What is expected. Only an exact repetition of the entries will do.

Extracted material.
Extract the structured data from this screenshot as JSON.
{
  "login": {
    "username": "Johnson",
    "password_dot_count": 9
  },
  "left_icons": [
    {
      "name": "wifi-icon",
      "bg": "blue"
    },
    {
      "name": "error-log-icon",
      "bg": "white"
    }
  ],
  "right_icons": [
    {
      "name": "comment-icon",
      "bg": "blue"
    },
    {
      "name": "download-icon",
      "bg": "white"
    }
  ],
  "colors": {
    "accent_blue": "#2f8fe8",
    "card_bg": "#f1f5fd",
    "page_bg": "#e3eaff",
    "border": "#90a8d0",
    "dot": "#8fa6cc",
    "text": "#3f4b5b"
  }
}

Answer for the task.
Extract the structured data from this screenshot as JSON.
{
  "login": {
    "username": "Johnson",
    "password_dot_count": 9
  },
  "left_icons": [
    {
      "name": "wifi-icon",
      "bg": "blue"
    },
    {
      "name": "error-log-icon",
      "bg": "white"
    }
  ],
  "right_icons": [
    {
      "name": "comment-icon",
      "bg": "blue"
    },
    {
      "name": "download-icon",
      "bg": "white"
    }
  ],
  "colors": {
    "accent_blue": "#2f8fe8",
    "card_bg": "#f1f5fd",
    "page_bg": "#e3eaff",
    "border": "#90a8d0",
    "dot": "#8fa6cc",
    "text": "#3f4b5b"
  }
}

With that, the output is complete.